(Dataset rows for apps and sites)
=======

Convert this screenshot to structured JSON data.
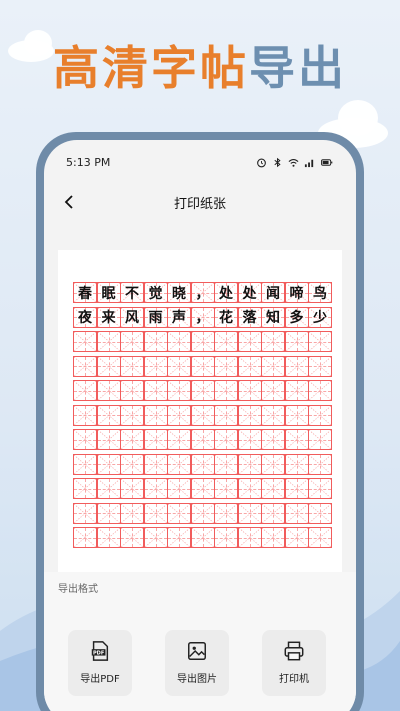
{
  "banner": {
    "title_part1": "高清字帖",
    "title_part2": "导出"
  },
  "status_bar": {
    "time": "5:13 PM"
  },
  "nav": {
    "title": "打印纸张"
  },
  "practice_sheet": {
    "rows": [
      [
        "春",
        "眠",
        "不",
        "觉",
        "晓",
        "，",
        "处",
        "处",
        "闻",
        "啼",
        "鸟"
      ],
      [
        "夜",
        "来",
        "风",
        "雨",
        "声",
        "，",
        "花",
        "落",
        "知",
        "多",
        "少"
      ]
    ],
    "total_rows": 11,
    "columns": 11,
    "grid_color": "#f15c5c"
  },
  "export_panel": {
    "label": "导出格式",
    "options": [
      {
        "label": "导出PDF",
        "icon": "pdf-file-icon"
      },
      {
        "label": "导出图片",
        "icon": "image-icon"
      },
      {
        "label": "打印机",
        "icon": "printer-icon"
      }
    ]
  },
  "colors": {
    "frame": "#6f8ba8",
    "headline_orange": "#e87f2c",
    "headline_blue": "#6d8fb0"
  }
}
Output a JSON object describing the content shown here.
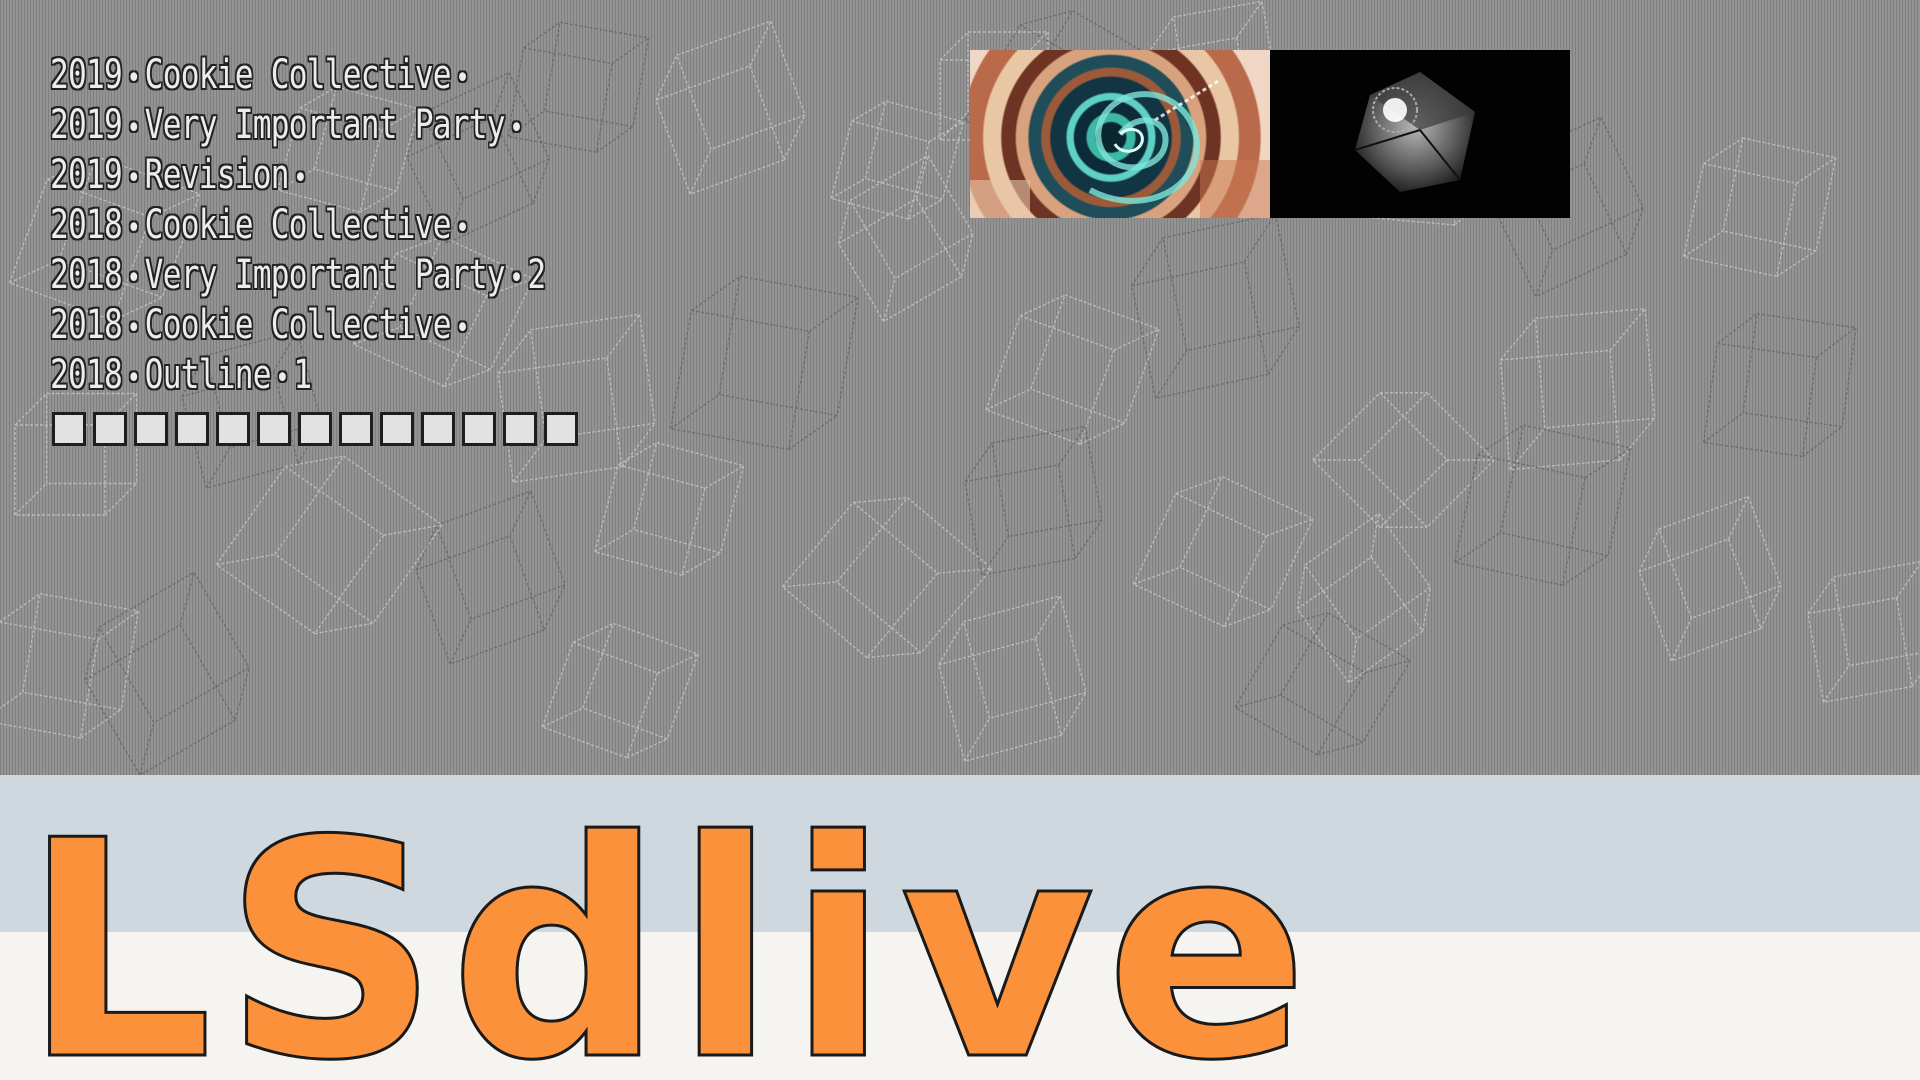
{
  "events": [
    {
      "year": "2019",
      "party": "Cookie Collective",
      "place": ""
    },
    {
      "year": "2019",
      "party": "Very Important Party",
      "place": ""
    },
    {
      "year": "2019",
      "party": "Revision",
      "place": ""
    },
    {
      "year": "2018",
      "party": "Cookie Collective",
      "place": ""
    },
    {
      "year": "2018",
      "party": "Very Important Party",
      "place": "2"
    },
    {
      "year": "2018",
      "party": "Cookie Collective",
      "place": ""
    },
    {
      "year": "2018",
      "party": "Outline",
      "place": "1"
    }
  ],
  "separator": "•",
  "progress": {
    "total": 13,
    "filled": 13
  },
  "logo_text": "LSdlive",
  "colors": {
    "background": "#8d8d8d",
    "band_top": "#cfd8de",
    "band_bottom": "#f5f4f1",
    "logo_fill": "#fb913a",
    "text": "#ececec"
  }
}
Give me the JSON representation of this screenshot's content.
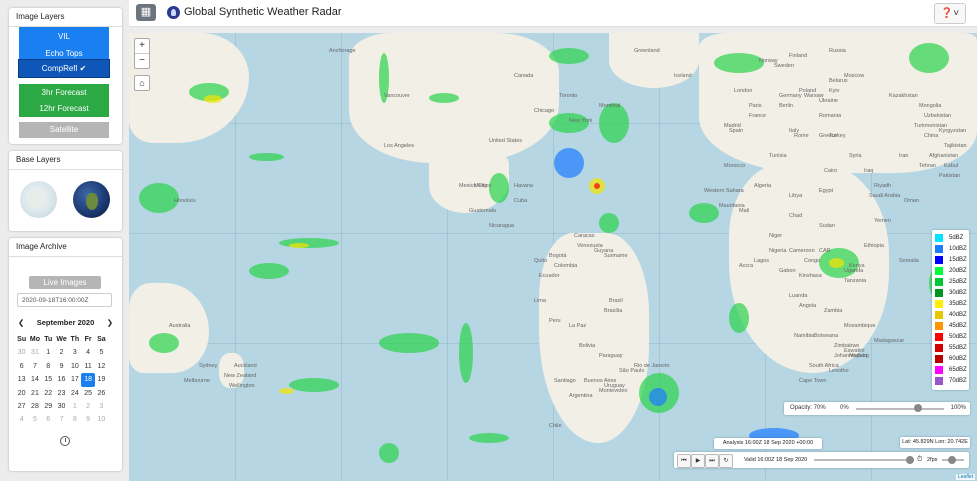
{
  "header": {
    "title": "Global Synthetic Weather Radar"
  },
  "image_layers": {
    "heading": "Image Layers",
    "vil": "VIL",
    "echo_tops": "Echo Tops",
    "comp_refl": "CompRefl",
    "forecast_3hr": "3hr Forecast",
    "forecast_12hr": "12hr Forecast",
    "satellite": "Satellite"
  },
  "base_layers": {
    "heading": "Base Layers"
  },
  "archive": {
    "heading": "Image Archive",
    "live_button": "Live Images",
    "date_value": "2020-09-18T16:00:00Z",
    "calendar": {
      "month": "September 2020",
      "weekdays": [
        "Su",
        "Mo",
        "Tu",
        "We",
        "Th",
        "Fr",
        "Sa"
      ],
      "weeks": [
        [
          "30",
          "31",
          "1",
          "2",
          "3",
          "4",
          "5"
        ],
        [
          "6",
          "7",
          "8",
          "9",
          "10",
          "11",
          "12"
        ],
        [
          "13",
          "14",
          "15",
          "16",
          "17",
          "18",
          "19"
        ],
        [
          "20",
          "21",
          "22",
          "23",
          "24",
          "25",
          "26"
        ],
        [
          "27",
          "28",
          "29",
          "30",
          "1",
          "2",
          "3"
        ],
        [
          "4",
          "5",
          "6",
          "7",
          "8",
          "9",
          "10"
        ]
      ]
    }
  },
  "legend": [
    "5dBZ",
    "10dBZ",
    "15dBZ",
    "20dBZ",
    "25dBZ",
    "30dBZ",
    "35dBZ",
    "40dBZ",
    "45dBZ",
    "50dBZ",
    "55dBZ",
    "60dBZ",
    "65dBZ",
    "70dBZ"
  ],
  "legend_colors": [
    "#00e5ff",
    "#1e7cff",
    "#0000ff",
    "#00ff3c",
    "#00c832",
    "#009620",
    "#fff000",
    "#e6c800",
    "#ff9600",
    "#ff0000",
    "#d40000",
    "#b80000",
    "#ff00ff",
    "#9955c9"
  ],
  "map": {
    "labels": [
      "United States",
      "Mexico",
      "Canada",
      "Brazil",
      "Peru",
      "Bolivia",
      "Argentina",
      "Chile",
      "Colombia",
      "Venezuela",
      "Paraguay",
      "Uruguay",
      "Ecuador",
      "Russia",
      "Kazakhstan",
      "Mongolia",
      "China",
      "Iran",
      "Turkey",
      "Egypt",
      "Libya",
      "Algeria",
      "Niger",
      "Sudan",
      "Chad",
      "Nigeria",
      "Ethiopia",
      "Kenya",
      "Tanzania",
      "Angola",
      "Zambia",
      "Namibia",
      "Botswana",
      "Mozambique",
      "South Africa",
      "Madagascar",
      "Australia",
      "New Zealand",
      "Finland",
      "Sweden",
      "Norway",
      "Ukraine",
      "Poland",
      "France",
      "Spain",
      "Germany",
      "Romania",
      "Iraq",
      "Syria",
      "Saudi Arabia",
      "Yemen",
      "Oman",
      "Mali",
      "Mauritania",
      "Afghanistan",
      "Pakistan",
      "Turkmenistan",
      "Uzbekistan",
      "Western Sahara",
      "Morocco",
      "Tunisia",
      "Cuba",
      "Guatemala",
      "Nicaragua",
      "Greenland",
      "Iceland",
      "Belarus",
      "Italy",
      "Greece",
      "Kyrgyzstan",
      "Tajikistan",
      "Somalia",
      "Uganda",
      "Congo",
      "Gabon",
      "Cameroon",
      "CAR",
      "Zimbabwe",
      "Lesotho",
      "Eswatini",
      "Suriname",
      "Guyana",
      "Lima",
      "Rio de Janeiro",
      "São Paulo",
      "Buenos Aires",
      "Santiago",
      "Montevideo",
      "La Paz",
      "Quito",
      "Bogotá",
      "Caracas",
      "Brasília",
      "Johannesburg",
      "Cape Town",
      "Maputo",
      "Kinshasa",
      "Luanda",
      "Lagos",
      "Accra",
      "Cairo",
      "Riyadh",
      "Tehran",
      "Kabul",
      "Moscow",
      "Kyiv",
      "London",
      "Paris",
      "Madrid",
      "Rome",
      "Berlin",
      "Warsaw",
      "Sydney",
      "Melbourne",
      "Auckland",
      "Wellington",
      "Mexico City",
      "Havana",
      "Los Angeles",
      "New York",
      "Chicago",
      "Toronto",
      "Montreal",
      "Vancouver",
      "Anchorage",
      "Honolulu"
    ],
    "opacity_label": "Opacity: 70%",
    "opacity_min": "0%",
    "opacity_max": "100%",
    "opacity_value": 0.7,
    "analysis": "Analysis 16:00Z 18 Sep 2020 +00:00",
    "coords": "Lat: 45.829N Lon: 20.742E",
    "valid": "Valid 16:00Z 18 Sep 2020",
    "rate": "2fps",
    "attribution": "Leaflet"
  }
}
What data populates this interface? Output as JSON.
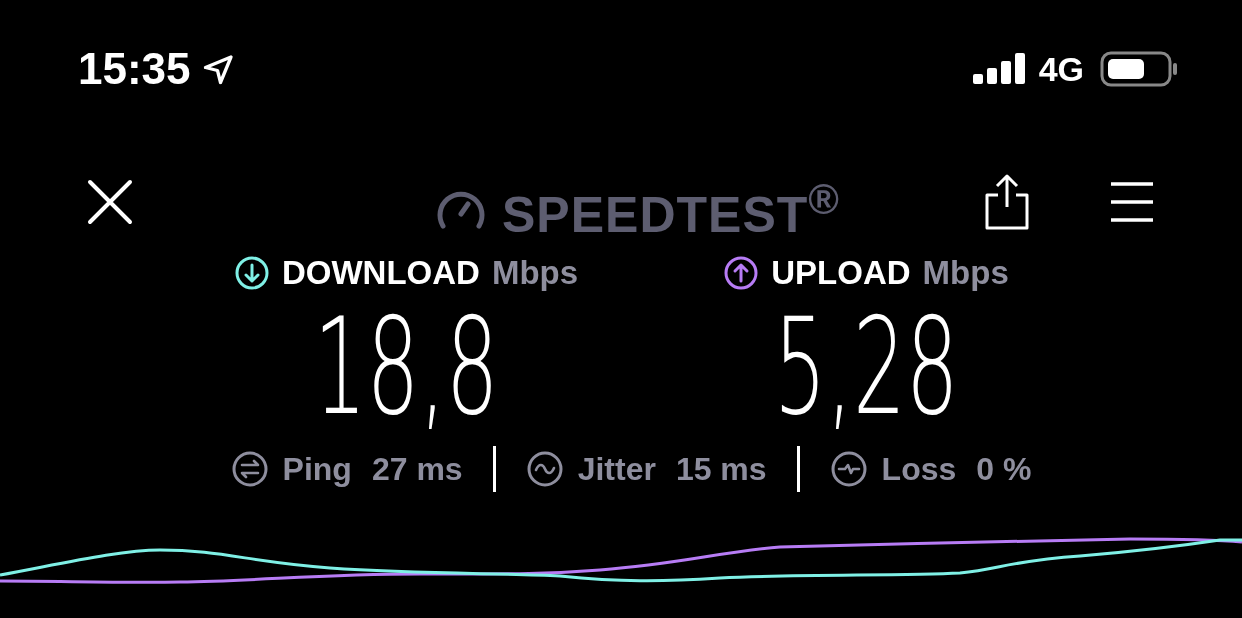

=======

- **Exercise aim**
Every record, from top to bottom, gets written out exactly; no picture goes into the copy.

- **Your solution**
Convert this screenshot to structured JSON data.
{
  "banner": {
    "title_part1": "高清字帖",
    "title_part2": "导出"
  },
  "status_bar": {
    "time": "5:13 PM"
  },
  "nav": {
    "title": "打印纸张"
  },
  "practice_sheet": {
    "rows": [
      [
        "春",
        "眠",
        "不",
        "觉",
        "晓",
        "，",
        "处",
        "处",
        "闻",
        "啼",
        "鸟"
      ],
      [
        "夜",
        "来",
        "风",
        "雨",
        "声",
        "，",
        "花",
        "落",
        "知",
        "多",
        "少"
      ]
    ],
    "total_rows": 11,
    "columns": 11,
    "grid_color": "#f15c5c"
  },
  "export_panel": {
    "label": "导出格式",
    "options": [
      {
        "label": "导出PDF",
        "icon": "pdf-file-icon"
      },
      {
        "label": "导出图片",
        "icon": "image-icon"
      },
      {
        "label": "打印机",
        "icon": "printer-icon"
      }
    ]
  },
  "colors": {
    "frame": "#6f8ba8",
    "headline_orange": "#e87f2c",
    "headline_blue": "#6d8fb0"
  }
}
Output a JSON object describing the content shown here.
{
  "events": [
    {
      "year": "2019",
      "party": "Cookie Collective",
      "place": ""
    },
    {
      "year": "2019",
      "party": "Very Important Party",
      "place": ""
    },
    {
      "year": "2019",
      "party": "Revision",
      "place": ""
    },
    {
      "year": "2018",
      "party": "Cookie Collective",
      "place": ""
    },
    {
      "year": "2018",
      "party": "Very Important Party",
      "place": "2"
    },
    {
      "year": "2018",
      "party": "Cookie Collective",
      "place": ""
    },
    {
      "year": "2018",
      "party": "Outline",
      "place": "1"
    }
  ],
  "separator": "•",
  "progress": {
    "total": 13,
    "filled": 13
  },
  "logo_text": "LSdlive",
  "colors": {
    "background": "#8d8d8d",
    "band_top": "#cfd8de",
    "band_bottom": "#f5f4f1",
    "logo_fill": "#fb913a",
    "text": "#ececec"
  }
}
Give me the JSON representation of this screenshot's content.
{
  "header": {
    "title": "Global Synthetic Weather Radar"
  },
  "image_layers": {
    "heading": "Image Layers",
    "vil": "VIL",
    "echo_tops": "Echo Tops",
    "comp_refl": "CompRefl",
    "forecast_3hr": "3hr Forecast",
    "forecast_12hr": "12hr Forecast",
    "satellite": "Satellite"
  },
  "base_layers": {
    "heading": "Base Layers"
  },
  "archive": {
    "heading": "Image Archive",
    "live_button": "Live Images",
    "date_value": "2020-09-18T16:00:00Z",
    "calendar": {
      "month": "September 2020",
      "weekdays": [
        "Su",
        "Mo",
        "Tu",
        "We",
        "Th",
        "Fr",
        "Sa"
      ],
      "weeks": [
        [
          "30",
          "31",
          "1",
          "2",
          "3",
          "4",
          "5"
        ],
        [
          "6",
          "7",
          "8",
          "9",
          "10",
          "11",
          "12"
        ],
        [
          "13",
          "14",
          "15",
          "16",
          "17",
          "18",
          "19"
        ],
        [
          "20",
          "21",
          "22",
          "23",
          "24",
          "25",
          "26"
        ],
        [
          "27",
          "28",
          "29",
          "30",
          "1",
          "2",
          "3"
        ],
        [
          "4",
          "5",
          "6",
          "7",
          "8",
          "9",
          "10"
        ]
      ]
    }
  },
  "legend": [
    "5dBZ",
    "10dBZ",
    "15dBZ",
    "20dBZ",
    "25dBZ",
    "30dBZ",
    "35dBZ",
    "40dBZ",
    "45dBZ",
    "50dBZ",
    "55dBZ",
    "60dBZ",
    "65dBZ",
    "70dBZ"
  ],
  "legend_colors": [
    "#00e5ff",
    "#1e7cff",
    "#0000ff",
    "#00ff3c",
    "#00c832",
    "#009620",
    "#fff000",
    "#e6c800",
    "#ff9600",
    "#ff0000",
    "#d40000",
    "#b80000",
    "#ff00ff",
    "#9955c9"
  ],
  "map": {
    "labels": [
      "United States",
      "Mexico",
      "Canada",
      "Brazil",
      "Peru",
      "Bolivia",
      "Argentina",
      "Chile",
      "Colombia",
      "Venezuela",
      "Paraguay",
      "Uruguay",
      "Ecuador",
      "Russia",
      "Kazakhstan",
      "Mongolia",
      "China",
      "Iran",
      "Turkey",
      "Egypt",
      "Libya",
      "Algeria",
      "Niger",
      "Sudan",
      "Chad",
      "Nigeria",
      "Ethiopia",
      "Kenya",
      "Tanzania",
      "Angola",
      "Zambia",
      "Namibia",
      "Botswana",
      "Mozambique",
      "South Africa",
      "Madagascar",
      "Australia",
      "New Zealand",
      "Finland",
      "Sweden",
      "Norway",
      "Ukraine",
      "Poland",
      "France",
      "Spain",
      "Germany",
      "Romania",
      "Iraq",
      "Syria",
      "Saudi Arabia",
      "Yemen",
      "Oman",
      "Mali",
      "Mauritania",
      "Afghanistan",
      "Pakistan",
      "Turkmenistan",
      "Uzbekistan",
      "Western Sahara",
      "Morocco",
      "Tunisia",
      "Cuba",
      "Guatemala",
      "Nicaragua",
      "Greenland",
      "Iceland",
      "Belarus",
      "Italy",
      "Greece",
      "Kyrgyzstan",
      "Tajikistan",
      "Somalia",
      "Uganda",
      "Congo",
      "Gabon",
      "Cameroon",
      "CAR",
      "Zimbabwe",
      "Lesotho",
      "Eswatini",
      "Suriname",
      "Guyana",
      "Lima",
      "Rio de Janeiro",
      "São Paulo",
      "Buenos Aires",
      "Santiago",
      "Montevideo",
      "La Paz",
      "Quito",
      "Bogotá",
      "Caracas",
      "Brasília",
      "Johannesburg",
      "Cape Town",
      "Maputo",
      "Kinshasa",
      "Luanda",
      "Lagos",
      "Accra",
      "Cairo",
      "Riyadh",
      "Tehran",
      "Kabul",
      "Moscow",
      "Kyiv",
      "London",
      "Paris",
      "Madrid",
      "Rome",
      "Berlin",
      "Warsaw",
      "Sydney",
      "Melbourne",
      "Auckland",
      "Wellington",
      "Mexico City",
      "Havana",
      "Los Angeles",
      "New York",
      "Chicago",
      "Toronto",
      "Montreal",
      "Vancouver",
      "Anchorage",
      "Honolulu"
    ],
    "opacity_label": "Opacity: 70%",
    "opacity_min": "0%",
    "opacity_max": "100%",
    "opacity_value": 0.7,
    "analysis": "Analysis 16:00Z 18 Sep 2020 +00:00",
    "coords": "Lat: 45.829N Lon: 20.742E",
    "valid": "Valid 16:00Z 18 Sep 2020",
    "rate": "2fps",
    "attribution": "Leaflet"
  }
}
What data populates this interface? Output as JSON.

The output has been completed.